Supplied data
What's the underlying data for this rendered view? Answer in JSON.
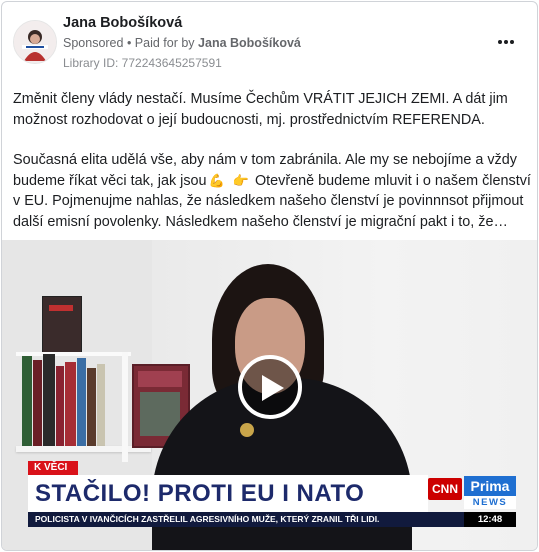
{
  "post": {
    "author": "Jana Bobošíková",
    "sponsored_label": "Sponsored",
    "paid_for_prefix": "• Paid for by",
    "paid_for_name": "Jana Bobošíková",
    "library_id": "Library ID: 772243645257591",
    "paragraph1": "Změnit členy vlády nestačí. Musíme Čechům VRÁTIT JEJICH ZEMI. A dát jim možnost rozhodovat o její budoucnosti, mj. prostřednictvím REFERENDA.",
    "paragraph2_part1": "Současná elita udělá vše, aby nám v tom zabránila. Ale my se nebojíme a vždy budeme říkat věci tak, jak jsou",
    "paragraph2_part2": "Otevřeně budeme mluvit i o našem členství v EU. Pojmenujme nahlas, že následkem našeho členství je povinnnsot přijmout další emisní povolenky. Následkem našeho členství je migrační pakt i to, že…",
    "emoji1": "💪",
    "emoji2": "👉",
    "more_icon": "more-options-icon"
  },
  "video": {
    "segment_tag": "K VĚCI",
    "headline": "STAČILO! PROTI EU I NATO",
    "ticker": "POLICISTA V IVANČICÍCH ZASTŘELIL AGRESIVNÍHO MUŽE, KTERÝ ZRANIL TŘI LIDI.",
    "clock": "12:48",
    "logo_cnn": "CNN",
    "logo_prima": "Prima",
    "logo_news": "NEWS",
    "play_icon": "play-icon",
    "accent_red": "#d9121a",
    "accent_blue": "#1f6fd1"
  }
}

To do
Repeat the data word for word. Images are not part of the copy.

Answer box
What's the underlying data for this rendered view? Answer in JSON.
{
  "post": {
    "author": "Jana Bobošíková",
    "sponsored_label": "Sponsored",
    "paid_for_prefix": "• Paid for by",
    "paid_for_name": "Jana Bobošíková",
    "library_id": "Library ID: 772243645257591",
    "paragraph1": "Změnit členy vlády nestačí. Musíme Čechům VRÁTIT JEJICH ZEMI. A dát jim možnost rozhodovat o její budoucnosti, mj. prostřednictvím REFERENDA.",
    "paragraph2_part1": "Současná elita udělá vše, aby nám v tom zabránila. Ale my se nebojíme a vždy budeme říkat věci tak, jak jsou",
    "paragraph2_part2": "Otevřeně budeme mluvit i o našem členství v EU. Pojmenujme nahlas, že následkem našeho členství je povinnnsot přijmout další emisní povolenky. Následkem našeho členství je migrační pakt i to, že…",
    "emoji1": "💪",
    "emoji2": "👉",
    "more_icon": "more-options-icon"
  },
  "video": {
    "segment_tag": "K VĚCI",
    "headline": "STAČILO! PROTI EU I NATO",
    "ticker": "POLICISTA V IVANČICÍCH ZASTŘELIL AGRESIVNÍHO MUŽE, KTERÝ ZRANIL TŘI LIDI.",
    "clock": "12:48",
    "logo_cnn": "CNN",
    "logo_prima": "Prima",
    "logo_news": "NEWS",
    "play_icon": "play-icon",
    "accent_red": "#d9121a",
    "accent_blue": "#1f6fd1"
  }
}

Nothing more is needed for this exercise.